ASSIGNMENT: Among the lines below, count those that include "content", and state the count alone.

Dataset rows for apps and sites:
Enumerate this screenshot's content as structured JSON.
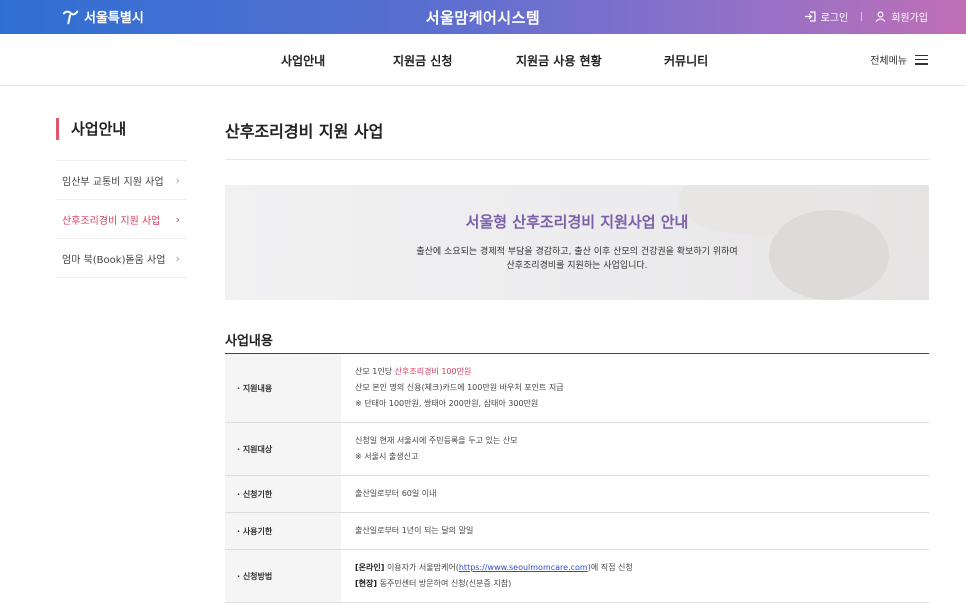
{
  "header": {
    "logo_text": "서울특별시",
    "site_title": "서울맘케어시스템",
    "login": "로그인",
    "signup": "회원가입"
  },
  "gnb": {
    "items": [
      "사업안내",
      "지원금 신청",
      "지원금 사용 현황",
      "커뮤니티"
    ],
    "all_menu": "전체메뉴"
  },
  "lnb": {
    "title": "사업안내",
    "items": [
      "임산부 교통비 지원 사업",
      "산후조리경비 지원 사업",
      "엄마 북(Book)돋움 사업"
    ],
    "active_index": 1
  },
  "content": {
    "title": "산후조리경비 지원 사업",
    "banner": {
      "title": "서울형 산후조리경비 지원사업 안내",
      "line1": "출산에 소요되는 경제적 부담을 경감하고, 출산 이후 산모의 건강권을 확보하기 위하여",
      "line2": "산후조리경비를 지원하는 사업입니다."
    },
    "section_title": "사업내용",
    "rows": {
      "support": {
        "label": "· 지원내용",
        "l1_prefix": "산모 1인당 ",
        "l1_highlight": "산후조리경비 100만원",
        "l2": "산모 본인 명의 신용(체크)카드에 100만원 바우처 포인트 지급",
        "l3": "※ 단태아 100만원, 쌍태아 200만원, 삼태아 300만원"
      },
      "target": {
        "label": "· 지원대상",
        "l1": "신청일 현재 서울시에 주민등록을 두고 있는 산모",
        "l2": "※ 서울시 출생신고"
      },
      "period": {
        "label": "· 신청기한",
        "l1": "출산일로부터 60일 이내"
      },
      "usage": {
        "label": "· 사용기한",
        "l1": "출산일로부터 1년이 되는 달의 말일"
      },
      "method": {
        "label": "· 신청방법",
        "online_tag": "[온라인]",
        "online_text": " 이용자가 서울맘케어(",
        "online_link": "https://www.seoulmomcare.com",
        "online_suffix": ")에 직접 신청",
        "onsite_tag": "[현장]",
        "onsite_text": " 동주민센터 방문하여 신청(신분증 지참)"
      }
    }
  },
  "colors": {
    "accent": "#d2405f",
    "banner_title": "#7b5fa8",
    "link": "#2b50c8"
  }
}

RESULT OF THIS TASK: 2